What the task requires:
If a line in the records below holds the word "this", copy it.

(The records begins)

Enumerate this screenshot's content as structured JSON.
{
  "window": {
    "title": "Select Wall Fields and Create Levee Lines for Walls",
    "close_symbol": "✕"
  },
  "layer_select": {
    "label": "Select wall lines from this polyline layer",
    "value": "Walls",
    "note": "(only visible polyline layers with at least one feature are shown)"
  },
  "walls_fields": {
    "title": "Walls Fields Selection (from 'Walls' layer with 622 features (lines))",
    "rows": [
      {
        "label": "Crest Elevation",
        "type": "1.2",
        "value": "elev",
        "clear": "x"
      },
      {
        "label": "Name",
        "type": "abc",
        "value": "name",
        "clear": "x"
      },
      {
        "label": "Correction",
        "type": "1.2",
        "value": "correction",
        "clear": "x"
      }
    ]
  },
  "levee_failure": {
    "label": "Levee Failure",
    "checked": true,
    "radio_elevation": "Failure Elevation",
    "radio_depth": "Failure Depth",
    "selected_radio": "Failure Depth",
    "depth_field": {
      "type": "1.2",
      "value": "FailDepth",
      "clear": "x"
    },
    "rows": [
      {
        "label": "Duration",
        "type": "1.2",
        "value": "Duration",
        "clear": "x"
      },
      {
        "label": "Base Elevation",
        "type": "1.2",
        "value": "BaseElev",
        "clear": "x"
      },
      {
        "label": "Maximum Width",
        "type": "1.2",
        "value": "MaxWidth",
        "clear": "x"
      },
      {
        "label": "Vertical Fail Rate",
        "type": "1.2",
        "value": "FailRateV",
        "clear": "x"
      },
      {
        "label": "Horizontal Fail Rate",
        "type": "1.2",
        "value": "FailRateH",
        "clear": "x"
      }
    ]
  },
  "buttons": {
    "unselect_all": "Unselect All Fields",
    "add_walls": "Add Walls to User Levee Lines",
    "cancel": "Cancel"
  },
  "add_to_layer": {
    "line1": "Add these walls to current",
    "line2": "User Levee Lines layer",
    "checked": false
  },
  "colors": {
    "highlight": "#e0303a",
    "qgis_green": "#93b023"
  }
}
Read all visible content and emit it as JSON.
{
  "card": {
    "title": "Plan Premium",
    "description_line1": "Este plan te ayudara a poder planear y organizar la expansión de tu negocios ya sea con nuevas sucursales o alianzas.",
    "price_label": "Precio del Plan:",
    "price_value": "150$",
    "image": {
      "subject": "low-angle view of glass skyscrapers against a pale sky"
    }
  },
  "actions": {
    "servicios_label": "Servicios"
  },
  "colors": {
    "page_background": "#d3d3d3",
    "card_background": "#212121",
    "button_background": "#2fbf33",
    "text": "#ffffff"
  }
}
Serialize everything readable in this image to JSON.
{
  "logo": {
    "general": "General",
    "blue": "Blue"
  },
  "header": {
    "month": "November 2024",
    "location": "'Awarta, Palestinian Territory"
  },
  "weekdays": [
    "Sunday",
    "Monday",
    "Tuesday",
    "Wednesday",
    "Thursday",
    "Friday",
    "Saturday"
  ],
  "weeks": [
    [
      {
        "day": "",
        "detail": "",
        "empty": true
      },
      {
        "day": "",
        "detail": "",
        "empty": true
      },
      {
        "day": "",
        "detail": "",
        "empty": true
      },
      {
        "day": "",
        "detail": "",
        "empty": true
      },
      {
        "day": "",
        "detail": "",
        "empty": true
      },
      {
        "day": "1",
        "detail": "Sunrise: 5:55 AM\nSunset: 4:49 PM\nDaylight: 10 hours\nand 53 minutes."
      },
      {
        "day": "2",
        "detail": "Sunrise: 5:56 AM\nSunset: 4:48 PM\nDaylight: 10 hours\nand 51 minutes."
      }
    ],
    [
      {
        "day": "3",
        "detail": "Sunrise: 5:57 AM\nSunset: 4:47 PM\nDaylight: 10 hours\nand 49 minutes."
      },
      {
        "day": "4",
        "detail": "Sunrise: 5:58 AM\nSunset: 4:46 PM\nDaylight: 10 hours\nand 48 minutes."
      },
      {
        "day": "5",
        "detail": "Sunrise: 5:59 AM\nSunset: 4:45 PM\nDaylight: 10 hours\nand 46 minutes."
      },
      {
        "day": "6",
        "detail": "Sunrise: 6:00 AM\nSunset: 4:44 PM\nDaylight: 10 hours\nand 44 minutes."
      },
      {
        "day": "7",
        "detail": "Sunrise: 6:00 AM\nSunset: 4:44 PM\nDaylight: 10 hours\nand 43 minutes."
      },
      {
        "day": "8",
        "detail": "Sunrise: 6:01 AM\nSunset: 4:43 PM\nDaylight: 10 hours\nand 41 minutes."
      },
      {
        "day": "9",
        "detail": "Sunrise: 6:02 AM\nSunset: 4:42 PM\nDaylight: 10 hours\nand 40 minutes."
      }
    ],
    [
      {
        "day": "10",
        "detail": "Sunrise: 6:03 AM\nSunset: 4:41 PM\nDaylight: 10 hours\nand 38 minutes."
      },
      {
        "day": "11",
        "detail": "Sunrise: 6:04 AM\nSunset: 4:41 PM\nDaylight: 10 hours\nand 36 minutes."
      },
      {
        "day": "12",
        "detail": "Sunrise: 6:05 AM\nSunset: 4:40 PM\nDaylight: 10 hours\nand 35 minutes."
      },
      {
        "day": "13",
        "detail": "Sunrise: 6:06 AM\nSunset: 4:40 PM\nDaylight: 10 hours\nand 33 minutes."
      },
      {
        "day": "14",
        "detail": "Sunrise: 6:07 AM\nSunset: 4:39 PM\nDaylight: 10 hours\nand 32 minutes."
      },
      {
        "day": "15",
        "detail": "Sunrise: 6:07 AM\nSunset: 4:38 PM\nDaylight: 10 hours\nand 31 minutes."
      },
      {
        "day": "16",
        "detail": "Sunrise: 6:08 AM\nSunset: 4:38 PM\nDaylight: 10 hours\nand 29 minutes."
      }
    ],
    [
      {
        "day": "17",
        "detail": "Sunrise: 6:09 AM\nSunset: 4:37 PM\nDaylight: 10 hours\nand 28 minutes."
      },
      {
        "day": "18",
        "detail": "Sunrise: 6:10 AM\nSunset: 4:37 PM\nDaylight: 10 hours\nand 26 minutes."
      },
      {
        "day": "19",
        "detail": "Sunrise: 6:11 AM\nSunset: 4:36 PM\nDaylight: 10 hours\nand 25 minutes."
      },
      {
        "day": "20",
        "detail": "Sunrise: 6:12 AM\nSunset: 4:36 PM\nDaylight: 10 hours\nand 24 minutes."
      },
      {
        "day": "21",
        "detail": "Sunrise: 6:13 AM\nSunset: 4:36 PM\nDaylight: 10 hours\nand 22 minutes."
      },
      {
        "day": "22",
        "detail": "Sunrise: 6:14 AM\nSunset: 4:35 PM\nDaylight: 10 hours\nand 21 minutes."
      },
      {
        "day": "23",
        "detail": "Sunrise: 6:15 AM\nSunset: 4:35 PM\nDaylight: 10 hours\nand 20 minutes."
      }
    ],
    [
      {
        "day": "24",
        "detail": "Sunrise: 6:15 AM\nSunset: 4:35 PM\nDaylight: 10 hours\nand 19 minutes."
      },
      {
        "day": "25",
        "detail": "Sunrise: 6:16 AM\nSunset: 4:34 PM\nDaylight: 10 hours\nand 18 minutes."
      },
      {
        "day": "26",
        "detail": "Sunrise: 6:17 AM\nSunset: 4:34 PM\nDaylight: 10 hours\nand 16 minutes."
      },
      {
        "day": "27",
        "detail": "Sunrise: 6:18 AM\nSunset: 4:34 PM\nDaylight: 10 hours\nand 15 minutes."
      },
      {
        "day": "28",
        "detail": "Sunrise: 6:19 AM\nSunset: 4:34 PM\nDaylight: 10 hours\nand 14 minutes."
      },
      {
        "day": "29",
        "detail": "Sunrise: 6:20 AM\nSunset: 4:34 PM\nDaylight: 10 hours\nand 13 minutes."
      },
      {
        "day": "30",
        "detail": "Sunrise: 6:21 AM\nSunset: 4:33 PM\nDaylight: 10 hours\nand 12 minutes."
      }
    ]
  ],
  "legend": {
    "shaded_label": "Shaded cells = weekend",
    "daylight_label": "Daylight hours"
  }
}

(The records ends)

Response box:
Enumerate this screenshot's content as structured JSON.
    "label": "Select wall lines from this polyline layer",
Serialize everything readable in this image to JSON.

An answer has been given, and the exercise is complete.